Originally Posted: Feb 21, 2012
Last Updated: Feb 21, 2012
As a college athlete, in general, you are either part of the National Collegiate Athletic Association (NCAA) or National Association of Intercollegiate Athletics (NAIA). Each come with their own set of rules, schools, budgets, and more. With media the way it is these days, the NCAA tends to grab the most attention while the NAIA is somewhat of an afterthought.
Quick NCAA vs. NAIA breakdown
- The NAIA "has 50,000 student-athletes participating at nearly 300 member colleges and universities throughout the United States and Canada . . . it offers 23 championships in 13 sports" according to NAIA.org .
- The NCAA "oversees 89 championships in 23 sports...there are more than 400,000 student-athletes competing in three divisions at over 1,000 colleges and universities within the NCAA" according to NCAA.org .
Why choose the NAIA?
As it is with all things in life, it's important to check out all of your options. It's possible all along you might have been planning to head to a NCAA school, but what about NAIA?
The NAIA can offer just as good as an education and athletic experience than the NCAA and one of my favorite parts about it is, way less restrictions during the recruitment process. Sign me up!
Why NAIA might be the way to go
- Competition: If you don't think you can cut it at a NCAA Division I school, NAIA athletics are compared to Division II-level playing. You would have a good shot of starting on an NAIA team instead of being benched on a NCAA Division I team.
- Flexibility. The NAIA is not as strict as the NCAA. The NAIA allows its schools/conferences to handle their own rules and budgets. This is a great point because schools and conferences can work with what they've got instead of conforming to a set of rules for the entire NAIA organization.
- Academic success. The NAIA is completely centered around the total meaning of being a student-athlete. You have to be academically responsible, moving towards completing your degree with reasonable grades in order to even think about playing.
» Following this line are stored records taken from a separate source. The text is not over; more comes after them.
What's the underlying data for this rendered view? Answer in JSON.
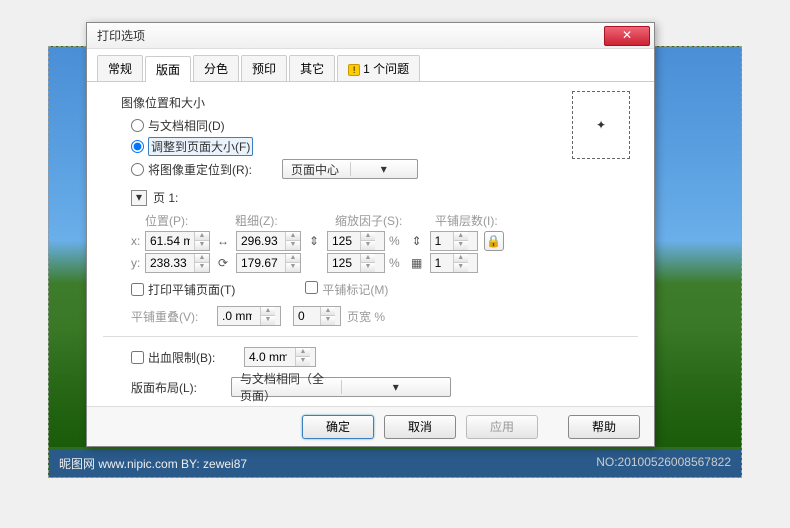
{
  "dialog": {
    "title": "打印选项"
  },
  "tabs": [
    "常规",
    "版面",
    "分色",
    "预印",
    "其它",
    "1 个问题"
  ],
  "section": {
    "positionSize": "图像位置和大小",
    "opt1": "与文档相同(D)",
    "opt2": "调整到页面大小(F)",
    "opt3": "将图像重定位到(R):",
    "repositionValue": "页面中心"
  },
  "page": {
    "toggleLabel": "页 1:",
    "position": "位置(P):",
    "thickness": "粗细(Z):",
    "scale": "缩放因子(S):",
    "tiles": "平铺层数(I):",
    "x": "x:",
    "y": "y:",
    "xv": "61.54 m",
    "yv": "238.33",
    "w": "296.93",
    "h": "179.67",
    "sx": "125",
    "sy": "125",
    "pct": "%",
    "tx": "1",
    "ty": "1"
  },
  "tiling": {
    "print": "打印平铺页面(T)",
    "marks": "平铺标记(M)",
    "overlap": "平铺重叠(V):",
    "ov": ".0 mm",
    "pw": "0",
    "pwlabel": "页宽 %"
  },
  "bleed": {
    "label": "出血限制(B):",
    "value": "4.0 mm"
  },
  "layout": {
    "label": "版面布局(L):",
    "value": "与文档相同（全页面）"
  },
  "buttons": {
    "ok": "确定",
    "cancel": "取消",
    "apply": "应用",
    "help": "帮助"
  },
  "bg": {
    "left": "昵图网  www.nipic.com  BY: zewei87",
    "right": "NO:20100526008567822"
  }
}
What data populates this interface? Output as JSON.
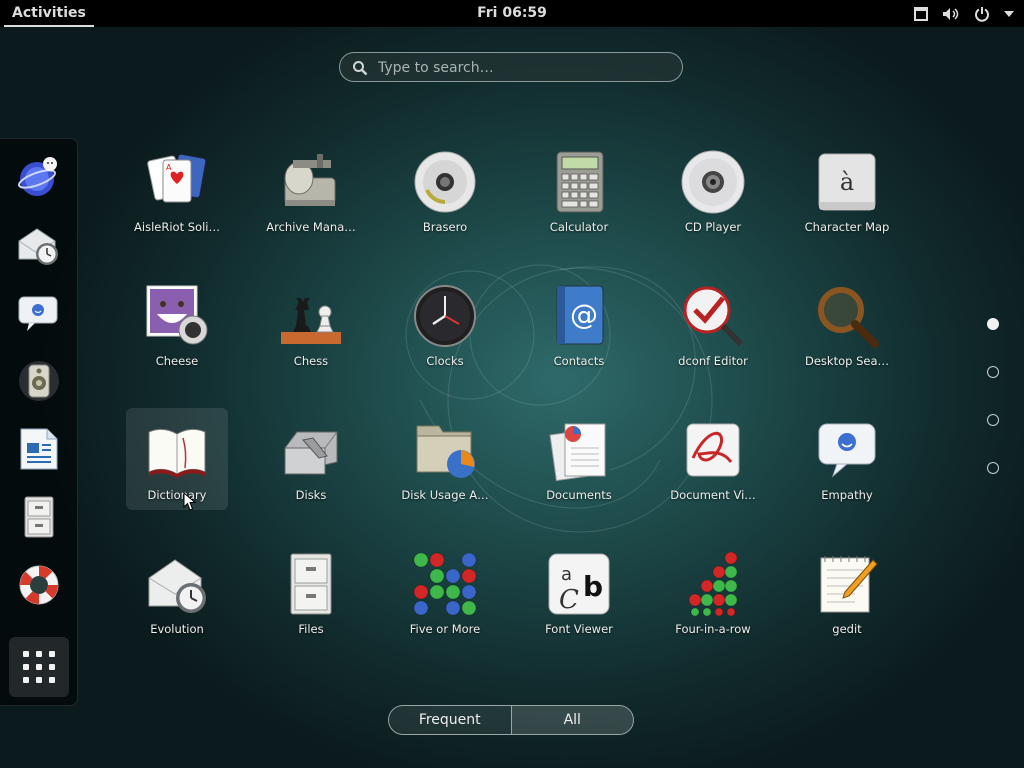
{
  "topbar": {
    "activities": "Activities",
    "clock": "Fri 06:59",
    "icons": [
      "window-icon",
      "volume-icon",
      "power-icon",
      "menu-arrow-icon"
    ]
  },
  "search": {
    "placeholder": "Type to search…"
  },
  "dash": {
    "items": [
      "empathy",
      "evolution",
      "chat",
      "speaker",
      "writer",
      "files",
      "help",
      "show-apps"
    ]
  },
  "apps": [
    {
      "label": "AisleRiot Soli…",
      "icon": "cards-icon"
    },
    {
      "label": "Archive Mana…",
      "icon": "archive-icon"
    },
    {
      "label": "Brasero",
      "icon": "disc-burner-icon"
    },
    {
      "label": "Calculator",
      "icon": "calculator-icon"
    },
    {
      "label": "CD Player",
      "icon": "cd-icon"
    },
    {
      "label": "Character Map",
      "icon": "character-map-icon"
    },
    {
      "label": "Cheese",
      "icon": "cheese-icon"
    },
    {
      "label": "Chess",
      "icon": "chess-icon"
    },
    {
      "label": "Clocks",
      "icon": "clock-icon"
    },
    {
      "label": "Contacts",
      "icon": "contacts-icon"
    },
    {
      "label": "dconf Editor",
      "icon": "dconf-icon"
    },
    {
      "label": "Desktop Sea…",
      "icon": "magnifier-icon"
    },
    {
      "label": "Dictionary",
      "icon": "book-icon"
    },
    {
      "label": "Disks",
      "icon": "disk-icon"
    },
    {
      "label": "Disk Usage A…",
      "icon": "disk-usage-icon"
    },
    {
      "label": "Documents",
      "icon": "documents-icon"
    },
    {
      "label": "Document Vi…",
      "icon": "document-viewer-icon"
    },
    {
      "label": "Empathy",
      "icon": "empathy-icon"
    },
    {
      "label": "Evolution",
      "icon": "evolution-icon"
    },
    {
      "label": "Files",
      "icon": "files-icon"
    },
    {
      "label": "Five or More",
      "icon": "five-or-more-icon"
    },
    {
      "label": "Font Viewer",
      "icon": "font-viewer-icon"
    },
    {
      "label": "Four-in-a-row",
      "icon": "four-in-a-row-icon"
    },
    {
      "label": "gedit",
      "icon": "gedit-icon"
    }
  ],
  "pages": {
    "count": 4,
    "active": 1
  },
  "toggle": {
    "frequent": "Frequent",
    "all": "All",
    "selected": "All"
  },
  "colors": {
    "topbar": "#000000",
    "accent": "#dcdcdc",
    "bg": "#1d4848"
  }
}
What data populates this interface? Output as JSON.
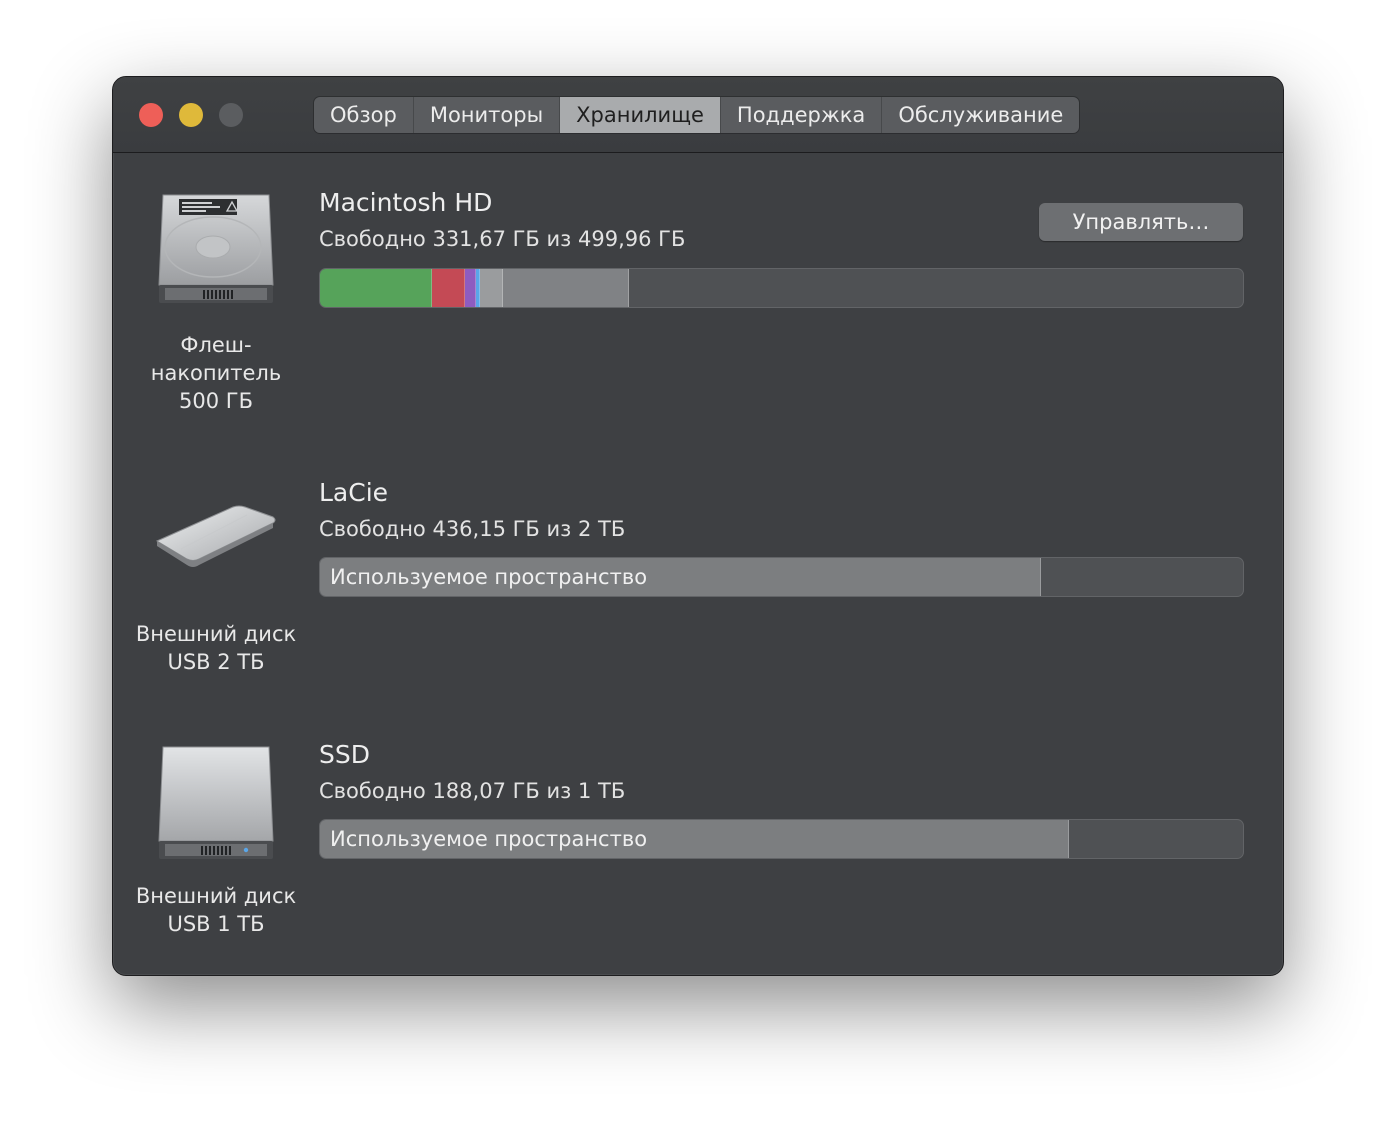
{
  "window": {
    "tabs": [
      {
        "label": "Обзор",
        "active": false
      },
      {
        "label": "Мониторы",
        "active": false
      },
      {
        "label": "Хранилище",
        "active": true
      },
      {
        "label": "Поддержка",
        "active": false
      },
      {
        "label": "Обслуживание",
        "active": false
      }
    ],
    "colors": {
      "close": "#ee5f58",
      "minimize": "#dfb93a",
      "zoom": "#5b5d60"
    }
  },
  "disks": [
    {
      "name": "Macintosh HD",
      "free_text": "Свободно 331,67 ГБ из 499,96 ГБ",
      "label": "Флеш-\nнакопитель\n500 ГБ",
      "icon": "internal-drive-icon",
      "manage_label": "Управлять…",
      "segments": [
        {
          "color": "#56a35a",
          "fraction": 0.121
        },
        {
          "color": "#c44a55",
          "fraction": 0.036
        },
        {
          "color": "#8e5cc0",
          "fraction": 0.012
        },
        {
          "color": "#5aa6e8",
          "fraction": 0.004
        },
        {
          "color": "#9a9c9e",
          "fraction": 0.025
        },
        {
          "color": "#808285",
          "fraction": 0.137
        }
      ]
    },
    {
      "name": "LaCie",
      "free_text": "Свободно 436,15 ГБ из 2 ТБ",
      "label": "Внешний диск\nUSB 2 ТБ",
      "icon": "portable-drive-icon",
      "used_label": "Используемое пространство",
      "used_fraction": 0.781
    },
    {
      "name": "SSD",
      "free_text": "Свободно 188,07 ГБ из 1 ТБ",
      "label": "Внешний диск\nUSB 1 ТБ",
      "icon": "external-drive-icon",
      "used_label": "Используемое пространство",
      "used_fraction": 0.812
    }
  ]
}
- Size. In general, NAIA schools are smaller, which in itself can be a plus for your academics, social life, and athletics. It's easier to not get lost in the mix in these schools.
- Recruitment. NCAA has rules for rules. There are rules for each division and each sport for each high school year that you are being recruited. It can be exhausting. The NAIA of course has rules, but they are not as intricate and also allow for a more personalized process. The member services PDF provided by the NAIA says it best: “recruitment process provides many opportunities to get to know potential students and meaningfully evaluate the institutional fit.” Visit NAIA.org to learn the nitty-gritty about their recruitment.
At the end of the day, the NAIA is probably never going to be as "glamorous" as the NCAA, but it is no less of a choice when choosing which school to attend. Neither association has an effect on the education you will receive or how much of an amazing time you'll have playing your sport. If anything, they are both in existence to make sure that you have the best possible experience, athletically and academically.